Film, Music, Visual Arts

One Tree Is Enough

    Just one line in a one-paragraph writeup in The New Yorker, but it stopped me for ten minutes. “For the past decade, her sole subject has been a maple tree that’s growing outside her studio window.” Seriously? How does any artist focus that calmly, and that narrowly, for that long? Who is Sylvia […]

New Documentary Shows Steve Martin’s Lonely Art and Happy Life

    Steve Martin is known for multiple careers: standup comedian, musician, movie actor, art collector, playwright, and author. I was first a dedicated fan of his comedy albums in the Seventies—Let’s Get Small, A Wild and Crazy Guy, and Comedy is Not Pretty!—and deep-down still think of them as his best work. (No: his […]

Five Years Since Scott Walker’s Gone
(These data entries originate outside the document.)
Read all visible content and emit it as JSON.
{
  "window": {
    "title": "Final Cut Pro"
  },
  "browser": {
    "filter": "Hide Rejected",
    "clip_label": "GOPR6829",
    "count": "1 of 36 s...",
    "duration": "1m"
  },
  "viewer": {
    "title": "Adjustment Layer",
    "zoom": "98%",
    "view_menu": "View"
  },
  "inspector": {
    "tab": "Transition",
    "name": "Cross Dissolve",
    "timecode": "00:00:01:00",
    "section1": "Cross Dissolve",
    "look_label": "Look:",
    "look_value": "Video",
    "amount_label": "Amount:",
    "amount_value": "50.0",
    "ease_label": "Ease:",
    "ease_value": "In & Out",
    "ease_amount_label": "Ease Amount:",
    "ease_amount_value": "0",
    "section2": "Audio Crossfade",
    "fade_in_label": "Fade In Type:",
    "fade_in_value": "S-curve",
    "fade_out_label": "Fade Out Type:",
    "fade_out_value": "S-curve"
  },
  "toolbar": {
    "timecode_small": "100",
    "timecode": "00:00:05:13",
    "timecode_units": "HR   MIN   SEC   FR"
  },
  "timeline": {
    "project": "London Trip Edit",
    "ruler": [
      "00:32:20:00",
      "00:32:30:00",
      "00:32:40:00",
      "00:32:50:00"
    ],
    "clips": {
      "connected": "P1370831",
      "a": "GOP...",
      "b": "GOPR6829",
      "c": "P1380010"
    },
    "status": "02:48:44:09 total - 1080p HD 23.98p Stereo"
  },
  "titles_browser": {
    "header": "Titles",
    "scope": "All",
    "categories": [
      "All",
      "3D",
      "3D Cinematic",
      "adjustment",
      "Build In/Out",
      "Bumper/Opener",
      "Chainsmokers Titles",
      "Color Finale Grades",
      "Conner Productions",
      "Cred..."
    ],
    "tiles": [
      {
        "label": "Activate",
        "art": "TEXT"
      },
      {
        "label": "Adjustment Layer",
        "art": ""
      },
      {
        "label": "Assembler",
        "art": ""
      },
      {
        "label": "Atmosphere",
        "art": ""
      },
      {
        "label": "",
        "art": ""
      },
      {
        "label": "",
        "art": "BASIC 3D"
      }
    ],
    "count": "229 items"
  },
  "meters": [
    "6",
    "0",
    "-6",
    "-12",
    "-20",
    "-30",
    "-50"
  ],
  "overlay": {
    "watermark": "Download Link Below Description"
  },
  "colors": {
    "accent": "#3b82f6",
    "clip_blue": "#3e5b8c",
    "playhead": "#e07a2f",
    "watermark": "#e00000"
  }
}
      The march of great voices through time and fashion is arguably as revealing about our culture as what we consider great art and architecture. But while art and architecture are so often shared communally in museums and public places, an abiding passion for certain voices has the unique quality of being both […]

A Young Artist Fleshes Out Philosophy

    Done right, philosophy is as charming, irritating, and deliberately provocative as a toddler asking, “But why? Why? Why?” Yet too often it is presented only in rigid black letters, a gray page of text stripped of imagination, the ideas a strain to visualize. Becky Moon intends to change that. She started as a […]

What Miniatures Can Reveal

      You were expecting fairy houses? Look elsewhere. For her MFA thesis, Amanda Kelly has been miniaturizing hoards. Spinning wee vases on a tiny pottery wheel, carving bevels with tiny woodworking tools, painting minuscule, perfect letters with a two-haired brush. With surgical focus, she creates little worlds that render chaos safe. You can […]

Watching Rashomon in the Age of Disinformation

      Released five years after the surrender of imperial Japan in World War Two, but at least two decades before Americans would start loathing Japan’s prowess in mass-producing fuel-efficient compact cars, Rashomon had the immediate disadvantage of provoking xenophobic reactions. Even in the early nineties, as a college student attempting to bond with […]

Digging into the Murder of Gallerist Brent Sikkema

  I am sick of skimming. The news brings one battle, betrayal, or death after another, washing over me without really registering. So when my eye lands on an opaque, terse announcement that a New York gallery owner was killed in Rio de Janeiro, I read every word. Determined to go deep for a change, […]

Lost at sea with Richard and Linda Thompson

        I hear that Marcel Proust’s hero is plummeted into the past after eating a wafer whose French name sounds like my cousin Madeline, the wife of an Italian butcher in Jerseyville, Illinois. It is going to be music, not cookies, for my plunges into the past. I recently listened to Richard […]